BERKELEY, MO - The arrival of Fall brings cooler weather, changing leaves, and the onset of the fall allergy season. People tend to associate seasonal allergies with the Spring when trees bloom. But there are a lot of folks who only suffer or suffer more during late summer and early fall. The culprits are common grasses and weeds, particularly ragweed.
Plants release tiny pollen grains into the wind to fertilize other plants of the same species. When inhaled by humans, they can cause seasonal allergic rhinitis, better known as hay fever, causing sneezing, a runny nose, and itchy, watery eyes.
Depending on the frequency and severity of symptoms, a person may just need a quick run of over-the-counter medicine while some will need regular treatment or simply have to stay inside in the air conditioning when counts are high.
According to the St. Louis County Department of Public Health, Ragweed pollen amounts increase when there has been a heavy spring rain then drier conditions during the pollen season.
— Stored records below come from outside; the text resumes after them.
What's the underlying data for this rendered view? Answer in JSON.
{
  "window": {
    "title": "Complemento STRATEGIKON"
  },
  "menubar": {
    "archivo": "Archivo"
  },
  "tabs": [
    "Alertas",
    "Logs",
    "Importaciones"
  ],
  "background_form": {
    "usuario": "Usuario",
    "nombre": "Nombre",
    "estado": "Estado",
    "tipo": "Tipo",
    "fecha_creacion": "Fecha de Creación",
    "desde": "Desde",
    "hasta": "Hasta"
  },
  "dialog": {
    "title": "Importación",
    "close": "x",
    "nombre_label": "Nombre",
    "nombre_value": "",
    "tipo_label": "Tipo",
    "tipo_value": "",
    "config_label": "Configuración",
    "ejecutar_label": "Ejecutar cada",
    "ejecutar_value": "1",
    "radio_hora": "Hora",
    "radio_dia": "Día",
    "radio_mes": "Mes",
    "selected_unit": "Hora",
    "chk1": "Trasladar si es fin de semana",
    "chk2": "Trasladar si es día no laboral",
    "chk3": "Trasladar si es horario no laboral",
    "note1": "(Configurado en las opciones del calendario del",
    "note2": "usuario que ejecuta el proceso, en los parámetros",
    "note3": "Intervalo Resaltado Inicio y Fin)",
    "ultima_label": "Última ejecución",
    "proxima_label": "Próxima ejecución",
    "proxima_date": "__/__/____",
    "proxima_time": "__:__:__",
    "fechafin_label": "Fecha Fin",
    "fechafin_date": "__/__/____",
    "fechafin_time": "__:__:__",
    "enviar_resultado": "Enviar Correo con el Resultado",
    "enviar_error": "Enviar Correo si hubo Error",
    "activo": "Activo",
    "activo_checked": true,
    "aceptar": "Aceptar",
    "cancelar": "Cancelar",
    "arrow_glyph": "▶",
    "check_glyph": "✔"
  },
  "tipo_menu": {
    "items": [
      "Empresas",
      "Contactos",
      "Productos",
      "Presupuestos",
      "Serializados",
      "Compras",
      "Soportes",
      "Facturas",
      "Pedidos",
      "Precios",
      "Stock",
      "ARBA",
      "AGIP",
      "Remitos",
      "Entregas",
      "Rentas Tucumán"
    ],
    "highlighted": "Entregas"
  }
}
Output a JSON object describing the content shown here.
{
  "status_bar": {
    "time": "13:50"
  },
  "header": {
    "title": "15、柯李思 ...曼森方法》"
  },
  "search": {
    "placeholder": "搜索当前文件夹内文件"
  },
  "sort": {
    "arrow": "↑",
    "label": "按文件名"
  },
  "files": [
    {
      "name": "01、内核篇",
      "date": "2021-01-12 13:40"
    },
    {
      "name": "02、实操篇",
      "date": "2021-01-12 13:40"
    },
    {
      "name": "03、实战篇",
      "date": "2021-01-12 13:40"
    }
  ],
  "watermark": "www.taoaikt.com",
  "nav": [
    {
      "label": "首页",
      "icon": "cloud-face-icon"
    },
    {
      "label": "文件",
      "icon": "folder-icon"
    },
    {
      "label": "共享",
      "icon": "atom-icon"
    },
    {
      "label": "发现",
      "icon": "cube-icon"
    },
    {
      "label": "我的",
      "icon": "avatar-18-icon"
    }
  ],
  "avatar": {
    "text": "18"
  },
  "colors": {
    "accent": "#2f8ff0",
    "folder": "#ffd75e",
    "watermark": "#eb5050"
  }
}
There are seventeen species of ragweed in North America. Wormwood and Goldenrod are part of the ragweed family. Lambsquarter, or Pigweed, is another commonly reported pollen in the St. Louis area. All of these can bloom well into October, so keep the tissues handy.